For all the progress made in recent decades, there remains an unspoken rule where women are encouraged to restrain or control their anger. For example, actress Uma Thurman confessed to needing to wait “until she [was] less angry” to formulate a response to a red-carpet interviewer’s question about rapist Harvey Weinstein. Even pop queen Beyonce’s celebrated “Hold Up” video, which features her smashing parked car windows with a baseball bat while lyrically accosting her partner for cheating, still portrays the singer as smiling, sexy, and looking as if she has just stepped off a fashion runway.

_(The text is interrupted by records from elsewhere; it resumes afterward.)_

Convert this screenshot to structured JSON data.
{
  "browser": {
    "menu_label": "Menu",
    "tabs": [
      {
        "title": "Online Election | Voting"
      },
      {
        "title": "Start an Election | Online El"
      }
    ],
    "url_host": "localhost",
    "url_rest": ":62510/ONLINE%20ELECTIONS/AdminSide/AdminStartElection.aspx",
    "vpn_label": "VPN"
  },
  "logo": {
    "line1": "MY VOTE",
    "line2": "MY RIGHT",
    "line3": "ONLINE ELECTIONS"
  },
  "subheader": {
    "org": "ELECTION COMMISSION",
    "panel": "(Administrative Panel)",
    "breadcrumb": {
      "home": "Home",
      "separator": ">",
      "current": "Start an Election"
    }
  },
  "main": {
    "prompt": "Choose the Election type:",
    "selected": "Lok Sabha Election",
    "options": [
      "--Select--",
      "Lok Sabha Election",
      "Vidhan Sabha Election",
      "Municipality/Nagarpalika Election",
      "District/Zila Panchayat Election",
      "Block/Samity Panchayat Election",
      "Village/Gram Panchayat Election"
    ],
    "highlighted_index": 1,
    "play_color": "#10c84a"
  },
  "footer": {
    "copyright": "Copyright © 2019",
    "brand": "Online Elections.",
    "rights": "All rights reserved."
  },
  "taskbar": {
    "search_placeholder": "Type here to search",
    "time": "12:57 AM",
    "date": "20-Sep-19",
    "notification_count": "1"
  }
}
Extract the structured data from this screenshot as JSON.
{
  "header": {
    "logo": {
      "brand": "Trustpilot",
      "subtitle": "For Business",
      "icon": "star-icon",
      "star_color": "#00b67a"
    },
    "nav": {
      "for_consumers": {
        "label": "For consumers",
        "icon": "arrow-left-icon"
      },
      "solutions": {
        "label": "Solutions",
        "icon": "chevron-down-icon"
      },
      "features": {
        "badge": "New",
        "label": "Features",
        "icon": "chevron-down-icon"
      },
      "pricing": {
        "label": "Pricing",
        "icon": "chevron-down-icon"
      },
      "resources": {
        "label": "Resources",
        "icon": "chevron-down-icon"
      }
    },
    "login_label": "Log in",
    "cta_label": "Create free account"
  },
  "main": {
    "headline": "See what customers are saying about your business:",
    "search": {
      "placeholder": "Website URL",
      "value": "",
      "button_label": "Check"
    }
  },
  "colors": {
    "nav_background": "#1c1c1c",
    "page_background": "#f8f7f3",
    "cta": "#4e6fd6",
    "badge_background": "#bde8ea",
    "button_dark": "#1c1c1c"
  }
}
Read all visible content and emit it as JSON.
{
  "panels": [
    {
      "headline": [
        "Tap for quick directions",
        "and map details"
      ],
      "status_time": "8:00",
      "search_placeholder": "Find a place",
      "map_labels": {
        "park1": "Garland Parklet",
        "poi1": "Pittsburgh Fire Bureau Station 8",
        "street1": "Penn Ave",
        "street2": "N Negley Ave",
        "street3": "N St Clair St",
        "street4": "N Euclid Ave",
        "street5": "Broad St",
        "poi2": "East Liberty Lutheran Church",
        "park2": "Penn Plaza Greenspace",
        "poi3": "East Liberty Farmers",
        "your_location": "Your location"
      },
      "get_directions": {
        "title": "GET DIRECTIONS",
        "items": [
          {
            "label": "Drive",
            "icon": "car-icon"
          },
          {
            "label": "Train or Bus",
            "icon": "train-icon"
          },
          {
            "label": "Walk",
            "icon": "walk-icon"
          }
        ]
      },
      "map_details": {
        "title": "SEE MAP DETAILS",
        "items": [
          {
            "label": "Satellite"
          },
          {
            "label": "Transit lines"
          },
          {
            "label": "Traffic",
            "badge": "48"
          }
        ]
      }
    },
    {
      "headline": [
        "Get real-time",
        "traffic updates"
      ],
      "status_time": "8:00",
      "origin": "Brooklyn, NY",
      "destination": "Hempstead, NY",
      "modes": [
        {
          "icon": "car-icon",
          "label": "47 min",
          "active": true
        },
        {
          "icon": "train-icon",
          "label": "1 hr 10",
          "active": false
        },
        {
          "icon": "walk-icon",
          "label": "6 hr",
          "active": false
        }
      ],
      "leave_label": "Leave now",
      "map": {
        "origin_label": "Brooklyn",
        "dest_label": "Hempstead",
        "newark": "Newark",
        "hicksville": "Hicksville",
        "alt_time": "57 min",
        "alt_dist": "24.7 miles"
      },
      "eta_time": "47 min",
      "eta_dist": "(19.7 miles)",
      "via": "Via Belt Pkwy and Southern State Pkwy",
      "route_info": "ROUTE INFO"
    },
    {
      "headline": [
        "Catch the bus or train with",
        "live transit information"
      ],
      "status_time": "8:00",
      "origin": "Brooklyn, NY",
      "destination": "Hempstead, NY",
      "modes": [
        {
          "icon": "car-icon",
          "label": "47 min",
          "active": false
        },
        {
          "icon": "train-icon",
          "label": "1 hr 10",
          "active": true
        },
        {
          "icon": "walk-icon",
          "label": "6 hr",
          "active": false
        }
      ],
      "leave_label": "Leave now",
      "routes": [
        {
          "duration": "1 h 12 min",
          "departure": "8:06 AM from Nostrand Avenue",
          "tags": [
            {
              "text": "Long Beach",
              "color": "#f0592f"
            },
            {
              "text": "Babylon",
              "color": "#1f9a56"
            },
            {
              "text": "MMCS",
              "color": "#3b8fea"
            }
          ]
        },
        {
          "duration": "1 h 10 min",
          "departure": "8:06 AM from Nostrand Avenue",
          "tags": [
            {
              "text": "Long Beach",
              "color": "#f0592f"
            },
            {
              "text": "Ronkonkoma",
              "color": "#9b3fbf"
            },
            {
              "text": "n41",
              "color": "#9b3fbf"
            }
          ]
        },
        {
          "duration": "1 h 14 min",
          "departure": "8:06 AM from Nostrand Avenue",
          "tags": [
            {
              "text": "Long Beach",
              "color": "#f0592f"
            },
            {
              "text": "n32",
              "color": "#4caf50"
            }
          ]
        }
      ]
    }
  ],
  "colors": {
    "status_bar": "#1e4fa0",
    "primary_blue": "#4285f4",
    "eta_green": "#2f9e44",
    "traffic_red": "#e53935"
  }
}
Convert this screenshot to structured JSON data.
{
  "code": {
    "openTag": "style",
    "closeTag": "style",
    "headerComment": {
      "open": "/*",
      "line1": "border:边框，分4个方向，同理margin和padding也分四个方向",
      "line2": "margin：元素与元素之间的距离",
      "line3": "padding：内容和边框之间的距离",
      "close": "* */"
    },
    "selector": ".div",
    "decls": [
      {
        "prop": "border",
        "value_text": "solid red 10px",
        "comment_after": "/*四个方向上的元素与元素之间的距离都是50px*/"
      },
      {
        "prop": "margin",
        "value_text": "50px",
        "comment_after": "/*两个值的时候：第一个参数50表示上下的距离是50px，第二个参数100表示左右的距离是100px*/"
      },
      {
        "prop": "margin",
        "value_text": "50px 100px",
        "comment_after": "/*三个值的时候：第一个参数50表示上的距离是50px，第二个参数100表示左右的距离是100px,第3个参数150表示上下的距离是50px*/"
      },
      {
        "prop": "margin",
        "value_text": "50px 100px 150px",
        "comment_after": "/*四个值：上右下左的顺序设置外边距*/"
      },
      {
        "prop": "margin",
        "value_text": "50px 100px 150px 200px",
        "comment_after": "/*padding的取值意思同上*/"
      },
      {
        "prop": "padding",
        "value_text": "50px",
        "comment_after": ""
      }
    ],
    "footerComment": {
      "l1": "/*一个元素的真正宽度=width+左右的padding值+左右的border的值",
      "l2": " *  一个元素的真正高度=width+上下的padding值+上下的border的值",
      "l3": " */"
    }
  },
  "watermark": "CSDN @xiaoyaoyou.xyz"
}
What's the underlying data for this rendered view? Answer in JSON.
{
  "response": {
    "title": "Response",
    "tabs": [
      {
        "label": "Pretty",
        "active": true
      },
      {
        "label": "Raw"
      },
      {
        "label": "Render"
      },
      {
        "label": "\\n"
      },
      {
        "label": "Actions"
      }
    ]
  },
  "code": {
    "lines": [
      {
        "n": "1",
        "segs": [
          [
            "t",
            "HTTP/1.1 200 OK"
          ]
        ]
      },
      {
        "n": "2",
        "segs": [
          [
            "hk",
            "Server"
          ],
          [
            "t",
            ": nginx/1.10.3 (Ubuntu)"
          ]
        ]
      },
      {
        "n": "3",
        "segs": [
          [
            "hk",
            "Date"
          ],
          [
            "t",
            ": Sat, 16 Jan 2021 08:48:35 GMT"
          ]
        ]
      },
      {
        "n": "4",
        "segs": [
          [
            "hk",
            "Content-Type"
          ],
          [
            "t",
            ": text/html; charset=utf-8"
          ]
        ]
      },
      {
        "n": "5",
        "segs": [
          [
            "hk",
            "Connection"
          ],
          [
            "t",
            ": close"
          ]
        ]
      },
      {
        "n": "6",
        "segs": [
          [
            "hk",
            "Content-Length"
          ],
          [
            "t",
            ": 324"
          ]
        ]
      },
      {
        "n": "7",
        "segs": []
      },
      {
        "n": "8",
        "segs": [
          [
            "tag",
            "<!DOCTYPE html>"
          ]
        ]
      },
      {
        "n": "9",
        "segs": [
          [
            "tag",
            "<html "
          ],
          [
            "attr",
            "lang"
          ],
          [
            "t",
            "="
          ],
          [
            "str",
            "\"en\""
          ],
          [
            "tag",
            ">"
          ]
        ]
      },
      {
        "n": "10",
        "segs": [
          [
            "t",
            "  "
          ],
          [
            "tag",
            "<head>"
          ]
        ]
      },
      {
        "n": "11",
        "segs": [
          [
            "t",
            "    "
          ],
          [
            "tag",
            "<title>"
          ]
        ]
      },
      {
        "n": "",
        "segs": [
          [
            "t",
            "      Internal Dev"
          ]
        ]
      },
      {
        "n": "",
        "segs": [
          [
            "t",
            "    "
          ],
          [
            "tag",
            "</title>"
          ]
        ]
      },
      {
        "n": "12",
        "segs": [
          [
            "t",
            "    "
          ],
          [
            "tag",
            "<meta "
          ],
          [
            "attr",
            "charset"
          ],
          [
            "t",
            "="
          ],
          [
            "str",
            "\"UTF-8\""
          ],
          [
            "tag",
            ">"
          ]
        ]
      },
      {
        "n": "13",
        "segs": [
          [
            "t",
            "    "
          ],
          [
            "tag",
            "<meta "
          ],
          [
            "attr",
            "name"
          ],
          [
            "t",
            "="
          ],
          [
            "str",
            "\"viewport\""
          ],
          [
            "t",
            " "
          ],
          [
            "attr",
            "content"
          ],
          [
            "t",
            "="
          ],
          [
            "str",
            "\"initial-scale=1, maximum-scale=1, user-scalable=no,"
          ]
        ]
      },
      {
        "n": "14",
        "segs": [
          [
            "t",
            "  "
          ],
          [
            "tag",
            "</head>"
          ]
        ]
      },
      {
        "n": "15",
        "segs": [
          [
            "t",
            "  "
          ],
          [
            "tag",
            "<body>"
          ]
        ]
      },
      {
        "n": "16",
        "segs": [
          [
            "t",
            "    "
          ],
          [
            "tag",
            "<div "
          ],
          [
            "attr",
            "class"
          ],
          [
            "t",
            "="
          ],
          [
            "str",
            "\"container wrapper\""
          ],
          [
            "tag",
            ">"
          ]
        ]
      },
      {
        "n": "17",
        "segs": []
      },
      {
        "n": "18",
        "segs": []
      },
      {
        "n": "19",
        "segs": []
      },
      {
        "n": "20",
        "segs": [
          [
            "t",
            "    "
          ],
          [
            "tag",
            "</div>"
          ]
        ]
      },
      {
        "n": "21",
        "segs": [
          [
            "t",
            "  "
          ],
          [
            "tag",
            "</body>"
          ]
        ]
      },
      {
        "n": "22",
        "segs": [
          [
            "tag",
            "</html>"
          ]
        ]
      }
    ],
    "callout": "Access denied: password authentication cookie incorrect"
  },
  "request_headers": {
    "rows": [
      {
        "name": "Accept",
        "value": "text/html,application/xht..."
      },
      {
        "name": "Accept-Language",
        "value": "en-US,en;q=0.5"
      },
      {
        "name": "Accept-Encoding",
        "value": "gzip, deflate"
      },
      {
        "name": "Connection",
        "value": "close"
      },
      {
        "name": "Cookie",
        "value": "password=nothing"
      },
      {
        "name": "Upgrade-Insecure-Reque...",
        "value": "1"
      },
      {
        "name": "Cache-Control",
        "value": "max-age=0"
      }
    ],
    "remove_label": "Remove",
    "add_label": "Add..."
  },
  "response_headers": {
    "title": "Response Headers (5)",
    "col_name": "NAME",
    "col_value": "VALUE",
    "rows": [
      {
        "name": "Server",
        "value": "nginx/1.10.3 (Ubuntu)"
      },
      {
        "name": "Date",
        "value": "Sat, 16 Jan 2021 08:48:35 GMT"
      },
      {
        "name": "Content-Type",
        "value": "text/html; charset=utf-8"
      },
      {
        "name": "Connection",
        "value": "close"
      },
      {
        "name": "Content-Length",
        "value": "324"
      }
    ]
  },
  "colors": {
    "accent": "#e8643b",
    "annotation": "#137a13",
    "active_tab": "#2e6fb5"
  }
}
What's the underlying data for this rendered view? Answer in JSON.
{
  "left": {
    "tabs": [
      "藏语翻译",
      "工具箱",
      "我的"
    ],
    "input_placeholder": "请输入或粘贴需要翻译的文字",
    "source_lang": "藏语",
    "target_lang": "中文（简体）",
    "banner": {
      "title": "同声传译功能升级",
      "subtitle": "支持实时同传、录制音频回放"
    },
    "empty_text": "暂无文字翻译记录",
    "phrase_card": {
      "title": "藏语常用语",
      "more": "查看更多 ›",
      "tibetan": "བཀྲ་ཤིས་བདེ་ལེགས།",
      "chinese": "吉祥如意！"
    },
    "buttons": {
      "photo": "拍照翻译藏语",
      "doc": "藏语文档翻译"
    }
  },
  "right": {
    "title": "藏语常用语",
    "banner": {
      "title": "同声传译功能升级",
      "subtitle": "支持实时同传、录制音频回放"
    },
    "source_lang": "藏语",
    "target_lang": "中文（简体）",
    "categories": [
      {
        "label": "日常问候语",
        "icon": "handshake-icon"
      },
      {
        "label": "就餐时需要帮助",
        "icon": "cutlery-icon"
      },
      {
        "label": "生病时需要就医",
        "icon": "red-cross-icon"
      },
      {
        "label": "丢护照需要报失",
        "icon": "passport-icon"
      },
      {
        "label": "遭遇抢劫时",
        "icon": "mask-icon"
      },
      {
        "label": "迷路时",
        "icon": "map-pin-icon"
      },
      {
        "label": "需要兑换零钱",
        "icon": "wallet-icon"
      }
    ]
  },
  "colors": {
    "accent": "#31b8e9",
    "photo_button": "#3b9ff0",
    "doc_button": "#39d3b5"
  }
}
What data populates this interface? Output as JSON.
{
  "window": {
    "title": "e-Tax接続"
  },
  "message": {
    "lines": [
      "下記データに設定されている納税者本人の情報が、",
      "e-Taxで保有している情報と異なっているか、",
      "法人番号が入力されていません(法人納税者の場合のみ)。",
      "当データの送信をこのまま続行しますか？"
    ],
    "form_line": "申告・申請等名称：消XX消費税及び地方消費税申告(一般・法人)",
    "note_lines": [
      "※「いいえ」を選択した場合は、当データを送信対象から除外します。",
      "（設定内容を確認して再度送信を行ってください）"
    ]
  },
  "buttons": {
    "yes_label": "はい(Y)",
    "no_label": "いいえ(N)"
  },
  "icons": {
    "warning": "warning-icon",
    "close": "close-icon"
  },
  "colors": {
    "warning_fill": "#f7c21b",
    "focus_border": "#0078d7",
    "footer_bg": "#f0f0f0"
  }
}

In others ways, women are learning to express themselves louder than ever. from the huge significance of the global women’s marches to the immediate reclamation of disparaging comments, like the time Mitch McConnell attempted to rebuke Senator Elizabeth Warren with the now-famous phrase “Nevertheless, she persisted”, and women across the country turned it into the feminist rallying cry of 2017.
Of course, like any other layered, engrained system of thought, it is important we attack these patriarchal influences from multiple angles to really dismantle the misogynist thinking that has controlled human thought for so long. Chemaly asks, “What if we didn’t sever anger from femininity?” What if, instead, we learn to treat it with reverence and use it to tell our side of the story, which hasn’t been told for thousands of years? What happens then?"
My guess is: a lot changes. In personal relationships, communities, our country, and the world at large.
In an effort to help normalize the expression of rage on women's faces as well as the experience of having women fully give in to feelings of anger and distress, I teamed up with my friend James of James Ramirez Media to do a photo series. The purpose was to flip the usual gaze of a male pointing a camera centered on women and to end up with raw, expressive, unapologetic images of anger rather than polished and curated social media-approved faces. In the process, we also found out it gave women a chance to scream. Like really, gutturally scream. When else do we ever let ourselves do that?
The shoot day was an interesting experiment in of itself: watching the ways many of us try to still look beautiful or measured while we're angry, seeing how much easier it was for many of the White women to access their anger than the Women of Color. Noticing how many times the Women from marginalized groups veered toward sarcasm and humor as a cover up. How some women cried. How some people never quite gave in fully to the anger. How everyone said they felt better after yelling.
If you enjoy this series, are female or otherwise non-male gendered, and are interested in taking part in a future shoot day, please email me! I want this project to grow, just like I want representation of female stories in media, art, history, and culture to grow.
Like Hélène Cixous says in her seminal essay, The Laugh of Medusa, “Women must write her Self: must write about women, and bring women to writing, from which they have been driven away as violently as from their bodies.”
It's time to get our voices back, ladies.
Let's reclaim them loudly, boldly, and without shame.
"My rage intensifies because I am not a victim...It burns in my psyche with an intensity that creates clarity. It is a constructive, healing rage." - bell hooks